What attracted you to Occidental?
The atmosphere of the small liberal arts college, especially here within such a dynamic place as Los Angeles, has always attracted me. I’m also particularly impressed with the students and the approach to learning that they have here. At Oxy, students demand that their education does not consist in a mere transfer of knowledge but involves active engagement intellectually, emotionally and politically, which is something I really admire.
How have you been connecting to students during remote learning?
I’ve been trying to open up as many avenues to connect with students as possible. This includes email, threads discussing and reflecting on texts, and, of course, Zoom meetings. So far, I’ve been really impressed with the energy, motivation, and commitment to learning that students have shown under really difficult circumstances.
What do you look forward to most about returning to campus?
Getting the chance to chat and discuss with students and colleagues spontaneously. This experience teaching and working remotely has made me realize just how important the random, unplanned aspects of our being together with one another are. This includes everything from the time before and after class where we can say hi or clarify concepts we’re discussing to the random conversations on the 4th floor of Johnson that are a product of just bumping into one another. These unplanned moments are crucial for getting to know people and creating an atmosphere and community. I’m really looking forward to having those interactions again.

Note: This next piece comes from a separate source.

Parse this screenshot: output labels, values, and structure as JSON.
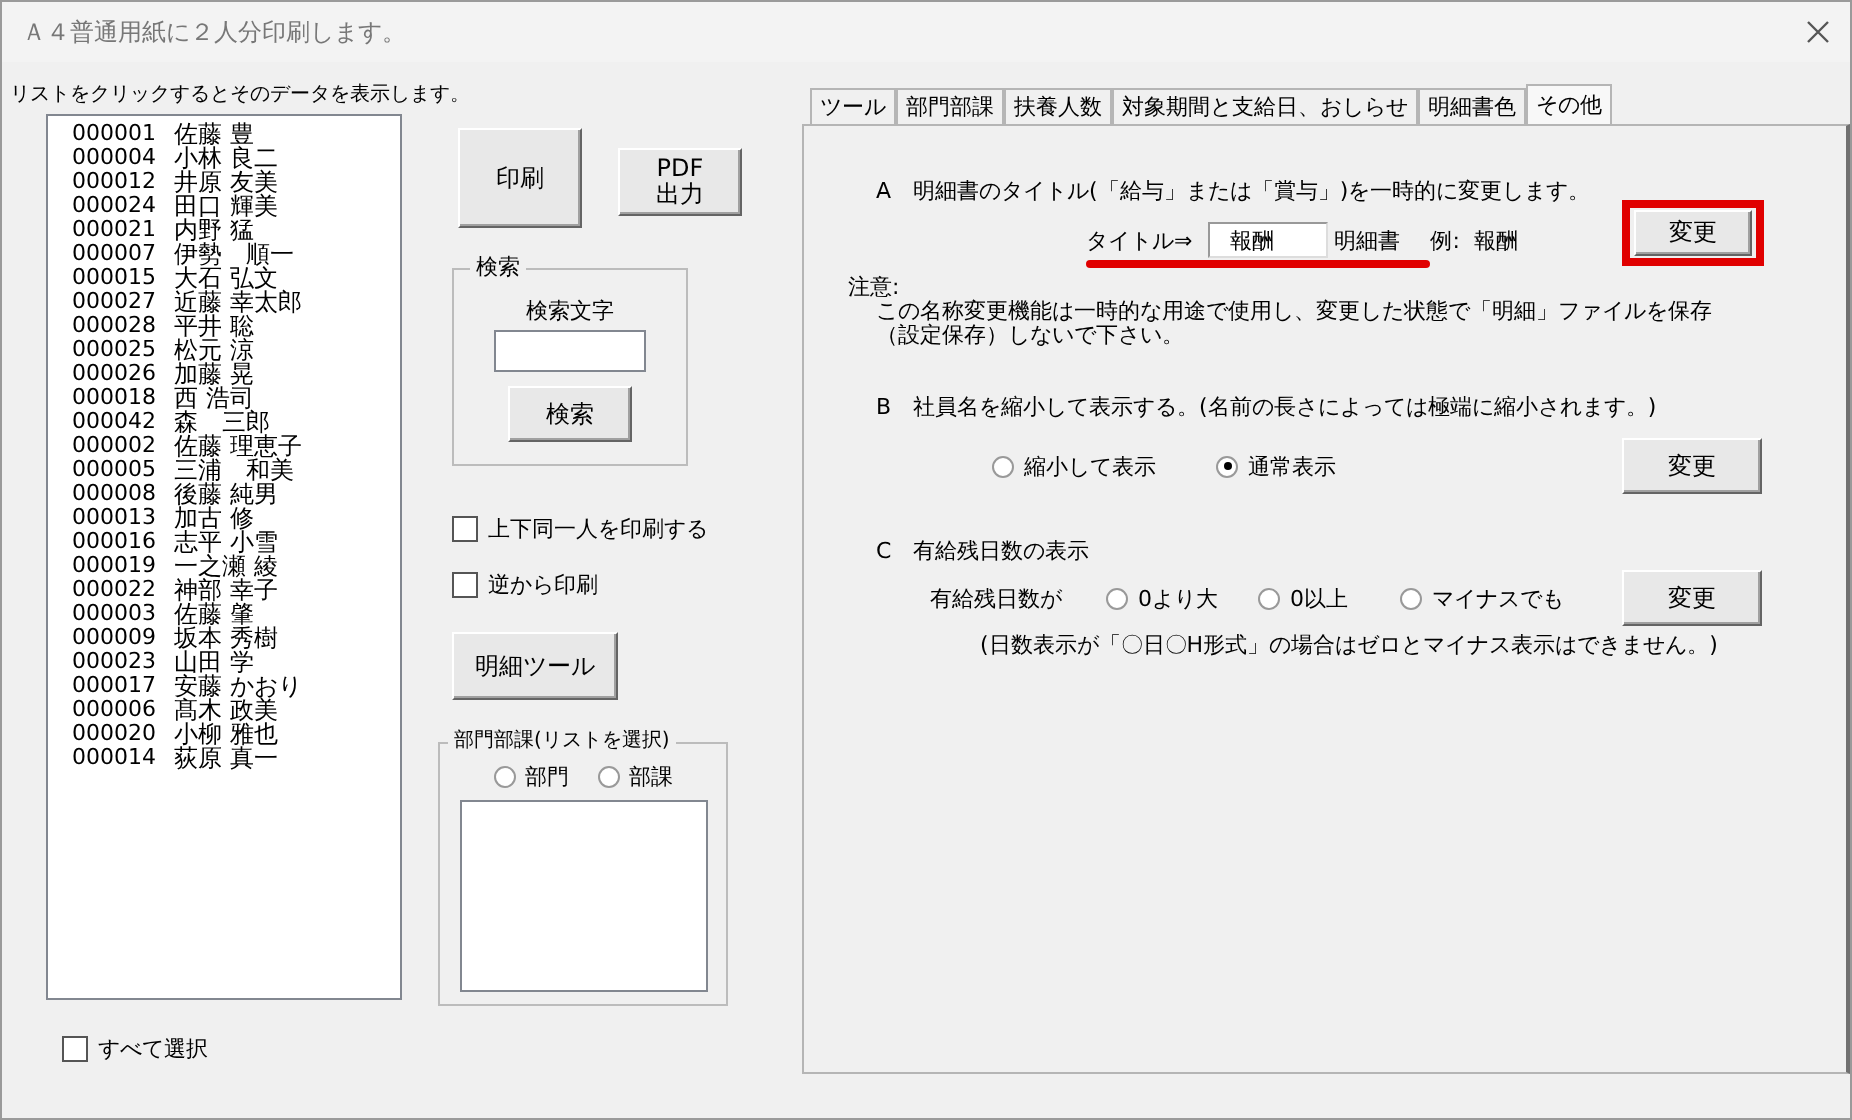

I am particularly interested in the ways in which developments in the natural sciences opened a space for thinking about nature, culture, and subjectivity in non-teleological, open-ended ways.

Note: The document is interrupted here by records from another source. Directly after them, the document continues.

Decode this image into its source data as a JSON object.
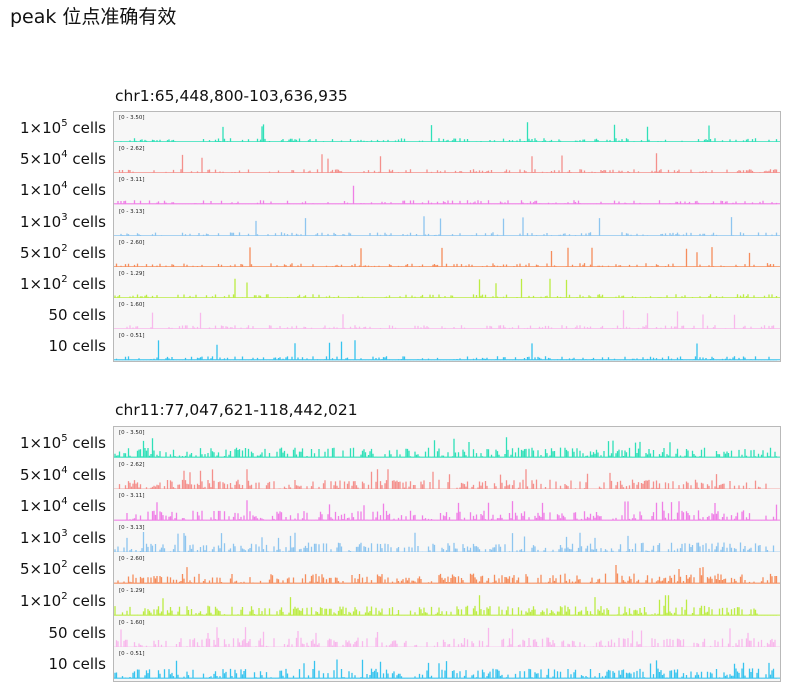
{
  "title": "peak 位点准确有效",
  "panels": [
    {
      "locus": "chr1:65,448,800-103,636,935",
      "tracks": [
        {
          "mantissa": "1×10",
          "exp": "5",
          "suffix": " cells",
          "range": "[0 - 3.50]",
          "color": "#2fe0b8"
        },
        {
          "mantissa": "5×10",
          "exp": "4",
          "suffix": " cells",
          "range": "[0 - 2.62]",
          "color": "#f4908c"
        },
        {
          "mantissa": "1×10",
          "exp": "4",
          "suffix": " cells",
          "range": "[0 - 3.11]",
          "color": "#ef7fe6"
        },
        {
          "mantissa": "1×10",
          "exp": "3",
          "suffix": " cells",
          "range": "[0 - 3.13]",
          "color": "#8ec5ef"
        },
        {
          "mantissa": "5×10",
          "exp": "2",
          "suffix": " cells",
          "range": "[0 - 2.60]",
          "color": "#f58d5c"
        },
        {
          "mantissa": "1×10",
          "exp": "2",
          "suffix": " cells",
          "range": "[0 - 1.29]",
          "color": "#bcec44"
        },
        {
          "mantissa": "50",
          "exp": "",
          "suffix": " cells",
          "range": "[0 - 1.60]",
          "color": "#f8b8ec"
        },
        {
          "mantissa": "10",
          "exp": "",
          "suffix": " cells",
          "range": "[0 - 0.51]",
          "color": "#37c3ee"
        }
      ]
    },
    {
      "locus": "chr11:77,047,621-118,442,021",
      "tracks": [
        {
          "mantissa": "1×10",
          "exp": "5",
          "suffix": " cells",
          "range": "[0 - 3.50]",
          "color": "#2fe0b8"
        },
        {
          "mantissa": "5×10",
          "exp": "4",
          "suffix": " cells",
          "range": "[0 - 2.62]",
          "color": "#f4908c"
        },
        {
          "mantissa": "1×10",
          "exp": "4",
          "suffix": " cells",
          "range": "[0 - 3.11]",
          "color": "#ef7fe6"
        },
        {
          "mantissa": "1×10",
          "exp": "3",
          "suffix": " cells",
          "range": "[0 - 3.13]",
          "color": "#8ec5ef"
        },
        {
          "mantissa": "5×10",
          "exp": "2",
          "suffix": " cells",
          "range": "[0 - 2.60]",
          "color": "#f58d5c"
        },
        {
          "mantissa": "1×10",
          "exp": "2",
          "suffix": " cells",
          "range": "[0 - 1.29]",
          "color": "#bcec44"
        },
        {
          "mantissa": "50",
          "exp": "",
          "suffix": " cells",
          "range": "[0 - 1.60]",
          "color": "#f8b8ec"
        },
        {
          "mantissa": "10",
          "exp": "",
          "suffix": " cells",
          "range": "[0 - 0.51]",
          "color": "#37c3ee"
        }
      ]
    }
  ]
}
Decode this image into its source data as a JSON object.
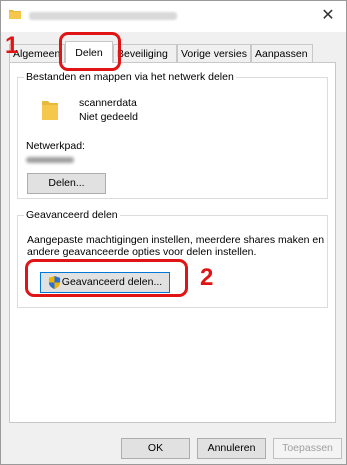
{
  "tabs": [
    "Algemeen",
    "Delen",
    "Beveiliging",
    "Vorige versies",
    "Aanpassen"
  ],
  "network_share": {
    "group_title": "Bestanden en mappen via het netwerk delen",
    "folder_name": "scannerdata",
    "share_status": "Niet gedeeld",
    "network_path_label": "Netwerkpad:",
    "share_button": "Delen..."
  },
  "advanced_share": {
    "group_title": "Geavanceerd delen",
    "description": "Aangepaste machtigingen instellen, meerdere shares maken en andere geavanceerde opties voor delen instellen.",
    "button": "Geavanceerd delen..."
  },
  "footer": {
    "ok": "OK",
    "cancel": "Annuleren",
    "apply": "Toepassen"
  },
  "markers": {
    "step1": "1",
    "step2": "2"
  },
  "colors": {
    "highlight": "#e01414",
    "folder": "#f5c74a"
  }
}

How do you balance your research with your teaching, and how much do the two intersect?
This semester has been tough, as teaching and keeping in touch with everyone remotely has been time intensive. But generally, I make sure to block out chunks of time during the week then I can focus solely on reading and writing for research. Fortunately for me my research and teaching do intersect. My research focuses on the intersections of aesthetic theory, philosophy, and the history of science in German literature and philosophy around 1800. I am particularly interested in the ways in which developments in the natural sciences opened a space for thinking about nature, culture, and subjectivity in non-teleological, open-ended ways.

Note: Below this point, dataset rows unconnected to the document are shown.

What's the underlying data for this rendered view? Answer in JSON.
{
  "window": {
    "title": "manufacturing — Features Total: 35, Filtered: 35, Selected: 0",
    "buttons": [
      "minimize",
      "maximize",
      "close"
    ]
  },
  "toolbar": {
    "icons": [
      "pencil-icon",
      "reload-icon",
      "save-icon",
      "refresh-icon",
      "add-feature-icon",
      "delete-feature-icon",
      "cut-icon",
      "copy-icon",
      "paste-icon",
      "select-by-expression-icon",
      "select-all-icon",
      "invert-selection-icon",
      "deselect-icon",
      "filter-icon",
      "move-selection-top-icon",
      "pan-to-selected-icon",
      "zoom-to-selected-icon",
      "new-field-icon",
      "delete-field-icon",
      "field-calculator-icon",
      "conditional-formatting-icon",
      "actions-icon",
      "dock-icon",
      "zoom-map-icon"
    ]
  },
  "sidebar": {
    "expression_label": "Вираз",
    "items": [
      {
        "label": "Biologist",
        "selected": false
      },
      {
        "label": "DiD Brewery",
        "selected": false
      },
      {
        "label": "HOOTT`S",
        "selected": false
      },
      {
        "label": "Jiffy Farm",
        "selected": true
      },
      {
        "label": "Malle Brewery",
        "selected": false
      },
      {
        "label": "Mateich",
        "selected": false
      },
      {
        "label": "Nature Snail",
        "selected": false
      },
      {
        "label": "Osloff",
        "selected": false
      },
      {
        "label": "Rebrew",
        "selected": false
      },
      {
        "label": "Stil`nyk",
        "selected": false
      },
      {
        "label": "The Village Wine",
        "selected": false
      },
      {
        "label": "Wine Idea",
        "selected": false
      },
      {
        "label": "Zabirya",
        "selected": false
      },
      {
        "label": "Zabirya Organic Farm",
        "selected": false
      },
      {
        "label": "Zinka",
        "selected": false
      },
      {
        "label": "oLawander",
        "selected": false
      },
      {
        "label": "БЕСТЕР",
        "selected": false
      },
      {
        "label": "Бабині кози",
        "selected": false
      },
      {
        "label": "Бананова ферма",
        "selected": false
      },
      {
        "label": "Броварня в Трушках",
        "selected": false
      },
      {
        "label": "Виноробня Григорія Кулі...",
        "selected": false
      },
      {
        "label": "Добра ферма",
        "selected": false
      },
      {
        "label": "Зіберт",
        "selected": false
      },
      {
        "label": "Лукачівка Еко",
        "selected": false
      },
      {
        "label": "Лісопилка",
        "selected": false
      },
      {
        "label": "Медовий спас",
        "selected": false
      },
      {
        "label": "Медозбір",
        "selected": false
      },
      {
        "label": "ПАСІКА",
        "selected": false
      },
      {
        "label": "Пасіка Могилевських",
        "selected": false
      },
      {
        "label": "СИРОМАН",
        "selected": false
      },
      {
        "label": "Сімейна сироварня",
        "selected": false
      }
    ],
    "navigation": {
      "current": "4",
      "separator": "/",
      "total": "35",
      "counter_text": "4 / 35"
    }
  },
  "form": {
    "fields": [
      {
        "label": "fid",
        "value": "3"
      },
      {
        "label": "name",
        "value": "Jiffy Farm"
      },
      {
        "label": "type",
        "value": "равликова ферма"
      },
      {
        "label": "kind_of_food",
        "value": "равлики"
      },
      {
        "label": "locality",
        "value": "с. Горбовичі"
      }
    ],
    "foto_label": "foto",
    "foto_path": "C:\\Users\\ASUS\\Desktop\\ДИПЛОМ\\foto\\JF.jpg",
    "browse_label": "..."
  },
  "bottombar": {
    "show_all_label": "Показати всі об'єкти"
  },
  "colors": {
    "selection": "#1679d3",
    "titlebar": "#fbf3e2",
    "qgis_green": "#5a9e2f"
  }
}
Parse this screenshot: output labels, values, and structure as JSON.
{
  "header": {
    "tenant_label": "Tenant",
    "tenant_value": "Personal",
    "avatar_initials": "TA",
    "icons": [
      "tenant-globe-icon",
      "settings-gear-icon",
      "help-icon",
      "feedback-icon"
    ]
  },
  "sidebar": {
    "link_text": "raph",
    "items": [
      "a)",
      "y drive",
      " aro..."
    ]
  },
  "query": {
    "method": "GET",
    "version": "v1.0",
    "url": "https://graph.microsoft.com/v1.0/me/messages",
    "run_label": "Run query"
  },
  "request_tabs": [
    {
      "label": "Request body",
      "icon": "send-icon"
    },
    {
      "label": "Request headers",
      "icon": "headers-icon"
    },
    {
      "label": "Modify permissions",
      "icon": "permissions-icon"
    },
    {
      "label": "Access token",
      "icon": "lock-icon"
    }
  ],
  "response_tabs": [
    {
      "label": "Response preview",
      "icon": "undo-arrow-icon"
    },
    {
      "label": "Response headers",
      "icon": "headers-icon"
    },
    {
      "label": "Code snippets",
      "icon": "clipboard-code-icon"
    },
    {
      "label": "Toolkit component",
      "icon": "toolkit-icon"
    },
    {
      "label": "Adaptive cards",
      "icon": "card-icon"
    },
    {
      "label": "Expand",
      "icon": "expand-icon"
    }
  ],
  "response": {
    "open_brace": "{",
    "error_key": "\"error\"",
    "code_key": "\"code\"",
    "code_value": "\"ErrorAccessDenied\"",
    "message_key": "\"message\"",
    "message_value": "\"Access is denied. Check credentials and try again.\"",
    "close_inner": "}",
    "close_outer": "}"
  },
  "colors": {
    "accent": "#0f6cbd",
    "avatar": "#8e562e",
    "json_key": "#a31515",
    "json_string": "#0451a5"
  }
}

My current book project focuses on the way in which Romantic metaphysics and literary theory take up these ideas to develop a theory of cultural transformation in which cultures and people are not seen as closed, static entities but opened up to the finitude of existence and with it, the possibility for open-ended transformation. My courses in German language and literature reflect these dynamics in everything from our discussions about Germany as a dynamic multi-cultural society to classes that address these ideas in texts as disparate as the literature of Kleist and Kafka to the reflections of Nietzsche in the lyric poetry of the Frankfurt hip-hop artist Azad.